Before 2013, Botswana’s diamonds were sold by De Beers through its Central Selling Organisation (CSO) in London in a process that completely omitted Botswana as the source of the stones. But an agreement was struck between the government and De Beers which saw Diamond Trading Company International (DTCI) relocate its sights and sales operations to Gaborone. Government thought it was the way to tap into the manufacturing side of diamonds – the cutting and polishing where refining is done before the final product is made for retailing. The diamond and polishing industry employed roughly 4000 Batswana when commodity prices were favourable. However, more than half of these have been laid off in the past two years when several other polishing companies closed shop.

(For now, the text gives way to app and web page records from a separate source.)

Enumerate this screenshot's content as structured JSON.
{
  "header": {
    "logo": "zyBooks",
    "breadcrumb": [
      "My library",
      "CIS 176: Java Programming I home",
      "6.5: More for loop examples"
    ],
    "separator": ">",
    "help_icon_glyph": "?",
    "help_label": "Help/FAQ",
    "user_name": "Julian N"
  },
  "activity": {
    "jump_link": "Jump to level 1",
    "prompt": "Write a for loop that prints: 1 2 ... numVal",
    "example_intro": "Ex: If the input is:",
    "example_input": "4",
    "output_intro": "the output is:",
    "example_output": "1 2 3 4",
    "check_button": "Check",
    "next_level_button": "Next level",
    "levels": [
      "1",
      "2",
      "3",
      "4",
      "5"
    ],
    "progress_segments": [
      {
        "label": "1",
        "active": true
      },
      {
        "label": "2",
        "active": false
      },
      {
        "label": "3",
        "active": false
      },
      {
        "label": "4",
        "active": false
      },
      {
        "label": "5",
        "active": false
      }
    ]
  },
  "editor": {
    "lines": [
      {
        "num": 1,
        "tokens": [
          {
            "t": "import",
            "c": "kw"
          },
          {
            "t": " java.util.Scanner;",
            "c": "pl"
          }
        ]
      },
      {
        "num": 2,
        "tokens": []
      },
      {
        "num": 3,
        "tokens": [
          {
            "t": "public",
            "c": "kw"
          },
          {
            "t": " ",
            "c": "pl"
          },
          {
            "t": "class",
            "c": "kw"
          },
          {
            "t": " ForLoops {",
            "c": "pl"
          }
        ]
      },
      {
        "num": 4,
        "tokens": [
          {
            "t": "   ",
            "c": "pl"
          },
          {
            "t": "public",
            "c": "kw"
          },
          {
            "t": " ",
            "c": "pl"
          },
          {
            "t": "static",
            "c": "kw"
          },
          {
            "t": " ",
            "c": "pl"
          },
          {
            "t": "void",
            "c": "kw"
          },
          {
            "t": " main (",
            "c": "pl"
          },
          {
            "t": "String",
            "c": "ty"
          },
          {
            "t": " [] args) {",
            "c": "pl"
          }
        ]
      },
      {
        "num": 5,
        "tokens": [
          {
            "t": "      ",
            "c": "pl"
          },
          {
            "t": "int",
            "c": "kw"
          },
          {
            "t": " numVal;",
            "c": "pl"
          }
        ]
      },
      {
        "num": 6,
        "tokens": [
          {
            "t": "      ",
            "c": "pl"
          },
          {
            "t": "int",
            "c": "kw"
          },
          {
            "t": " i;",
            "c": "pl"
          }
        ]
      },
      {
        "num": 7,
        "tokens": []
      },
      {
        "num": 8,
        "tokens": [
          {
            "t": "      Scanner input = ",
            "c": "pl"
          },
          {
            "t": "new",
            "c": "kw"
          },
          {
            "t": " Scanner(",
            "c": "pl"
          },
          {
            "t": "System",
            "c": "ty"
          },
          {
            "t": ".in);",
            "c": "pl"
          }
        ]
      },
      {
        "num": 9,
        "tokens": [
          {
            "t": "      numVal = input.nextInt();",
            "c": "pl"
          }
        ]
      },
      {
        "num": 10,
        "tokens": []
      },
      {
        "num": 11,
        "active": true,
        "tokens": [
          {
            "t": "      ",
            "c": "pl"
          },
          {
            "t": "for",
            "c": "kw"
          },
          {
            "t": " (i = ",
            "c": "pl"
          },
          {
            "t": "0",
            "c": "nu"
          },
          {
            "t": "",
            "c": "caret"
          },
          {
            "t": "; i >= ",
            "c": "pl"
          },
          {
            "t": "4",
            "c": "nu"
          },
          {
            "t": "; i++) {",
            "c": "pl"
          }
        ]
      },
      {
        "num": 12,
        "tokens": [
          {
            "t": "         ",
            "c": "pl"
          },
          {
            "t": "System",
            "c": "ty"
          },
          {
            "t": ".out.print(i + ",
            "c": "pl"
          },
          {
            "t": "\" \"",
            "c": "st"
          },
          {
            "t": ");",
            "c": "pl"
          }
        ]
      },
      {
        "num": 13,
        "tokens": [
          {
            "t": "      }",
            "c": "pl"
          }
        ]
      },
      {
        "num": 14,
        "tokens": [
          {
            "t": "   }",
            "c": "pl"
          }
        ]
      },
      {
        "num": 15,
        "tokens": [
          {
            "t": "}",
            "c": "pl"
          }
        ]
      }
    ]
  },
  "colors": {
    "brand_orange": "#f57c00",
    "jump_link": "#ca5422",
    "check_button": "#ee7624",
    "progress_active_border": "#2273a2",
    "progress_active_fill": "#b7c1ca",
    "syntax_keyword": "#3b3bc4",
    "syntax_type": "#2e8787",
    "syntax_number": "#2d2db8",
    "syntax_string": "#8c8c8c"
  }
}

De Beers Resident Director Neo Moroka says the relocation of Diamond Trading Company from London to Gaborone must be seen as a journey, not an event. He insists that since the relocation, DTC has made strides in catering for Botswana and its citizens in that DTC is no longer dominated by expatriates. “When we started off we had lots of expatriates,” said Moroka on the sidelines of the diamond conference. “In our Global Sightholder Sales, we have less than 20 percent of staff as expatriates.”

He added that some Batswana have been sent to work abroad to gain exposure. DTC is the rough diamond sales and distribution arm of the De Beers family of companies. De Beers, on the other hand, is owned 85 percent by Anglo American while the Government of Botswana owns 15 percent.